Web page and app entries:
☆ ☆ ☆ ☆ ☆ ☆ ☆
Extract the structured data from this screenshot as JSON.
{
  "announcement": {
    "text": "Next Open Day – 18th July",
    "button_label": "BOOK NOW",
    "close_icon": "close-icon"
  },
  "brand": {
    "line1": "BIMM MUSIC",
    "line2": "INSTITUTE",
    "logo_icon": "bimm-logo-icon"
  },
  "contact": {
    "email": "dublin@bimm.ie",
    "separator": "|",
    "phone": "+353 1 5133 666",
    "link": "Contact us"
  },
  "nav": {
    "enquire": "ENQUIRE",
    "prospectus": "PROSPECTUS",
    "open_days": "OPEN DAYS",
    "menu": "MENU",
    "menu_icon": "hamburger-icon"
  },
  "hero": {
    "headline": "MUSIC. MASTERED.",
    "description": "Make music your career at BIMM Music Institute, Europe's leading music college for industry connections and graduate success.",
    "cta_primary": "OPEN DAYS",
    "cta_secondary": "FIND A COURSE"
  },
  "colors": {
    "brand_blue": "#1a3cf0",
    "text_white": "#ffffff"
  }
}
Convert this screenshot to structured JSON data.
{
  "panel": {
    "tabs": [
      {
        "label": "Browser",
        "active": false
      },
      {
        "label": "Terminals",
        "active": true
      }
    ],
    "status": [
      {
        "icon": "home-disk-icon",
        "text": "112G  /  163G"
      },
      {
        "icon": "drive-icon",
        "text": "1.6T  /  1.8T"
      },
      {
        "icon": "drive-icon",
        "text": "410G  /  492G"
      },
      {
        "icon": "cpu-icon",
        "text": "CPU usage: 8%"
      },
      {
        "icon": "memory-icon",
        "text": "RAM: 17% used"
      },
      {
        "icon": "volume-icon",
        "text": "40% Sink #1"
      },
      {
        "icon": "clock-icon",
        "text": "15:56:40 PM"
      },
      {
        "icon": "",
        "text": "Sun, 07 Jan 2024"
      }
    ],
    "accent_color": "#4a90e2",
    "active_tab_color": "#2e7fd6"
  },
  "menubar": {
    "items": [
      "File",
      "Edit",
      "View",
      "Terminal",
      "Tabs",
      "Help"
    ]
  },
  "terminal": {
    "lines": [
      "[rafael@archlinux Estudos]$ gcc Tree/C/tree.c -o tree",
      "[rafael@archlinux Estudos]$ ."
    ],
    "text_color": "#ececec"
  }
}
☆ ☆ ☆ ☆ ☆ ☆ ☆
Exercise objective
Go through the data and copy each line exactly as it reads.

Response area
Extract the structured data from this screenshot as JSON.
{
  "announcement": {
    "text": "Next Open Day – 18th July",
    "button_label": "BOOK NOW",
    "close_icon": "close-icon"
  },
  "brand": {
    "line1": "BIMM MUSIC",
    "line2": "INSTITUTE",
    "logo_icon": "bimm-logo-icon"
  },
  "contact": {
    "email": "dublin@bimm.ie",
    "separator": "|",
    "phone": "+353 1 5133 666",
    "link": "Contact us"
  },
  "nav": {
    "enquire": "ENQUIRE",
    "prospectus": "PROSPECTUS",
    "open_days": "OPEN DAYS",
    "menu": "MENU",
    "menu_icon": "hamburger-icon"
  },
  "hero": {
    "headline": "MUSIC. MASTERED.",
    "description": "Make music your career at BIMM Music Institute, Europe's leading music college for industry connections and graduate success.",
    "cta_primary": "OPEN DAYS",
    "cta_secondary": "FIND A COURSE"
  },
  "colors": {
    "brand_blue": "#1a3cf0",
    "text_white": "#ffffff"
  }
}
Convert this screenshot to structured JSON data.
{
  "panel": {
    "tabs": [
      {
        "label": "Browser",
        "active": false
      },
      {
        "label": "Terminals",
        "active": true
      }
    ],
    "status": [
      {
        "icon": "home-disk-icon",
        "text": "112G  /  163G"
      },
      {
        "icon": "drive-icon",
        "text": "1.6T  /  1.8T"
      },
      {
        "icon": "drive-icon",
        "text": "410G  /  492G"
      },
      {
        "icon": "cpu-icon",
        "text": "CPU usage: 8%"
      },
      {
        "icon": "memory-icon",
        "text": "RAM: 17% used"
      },
      {
        "icon": "volume-icon",
        "text": "40% Sink #1"
      },
      {
        "icon": "clock-icon",
        "text": "15:56:40 PM"
      },
      {
        "icon": "",
        "text": "Sun, 07 Jan 2024"
      }
    ],
    "accent_color": "#4a90e2",
    "active_tab_color": "#2e7fd6"
  },
  "menubar": {
    "items": [
      "File",
      "Edit",
      "View",
      "Terminal",
      "Tabs",
      "Help"
    ]
  },
  "terminal": {
    "lines": [
      "[rafael@archlinux Estudos]$ gcc Tree/C/tree.c -o tree",
      "[rafael@archlinux Estudos]$ ."
    ],
    "text_color": "#ececec"
  }
}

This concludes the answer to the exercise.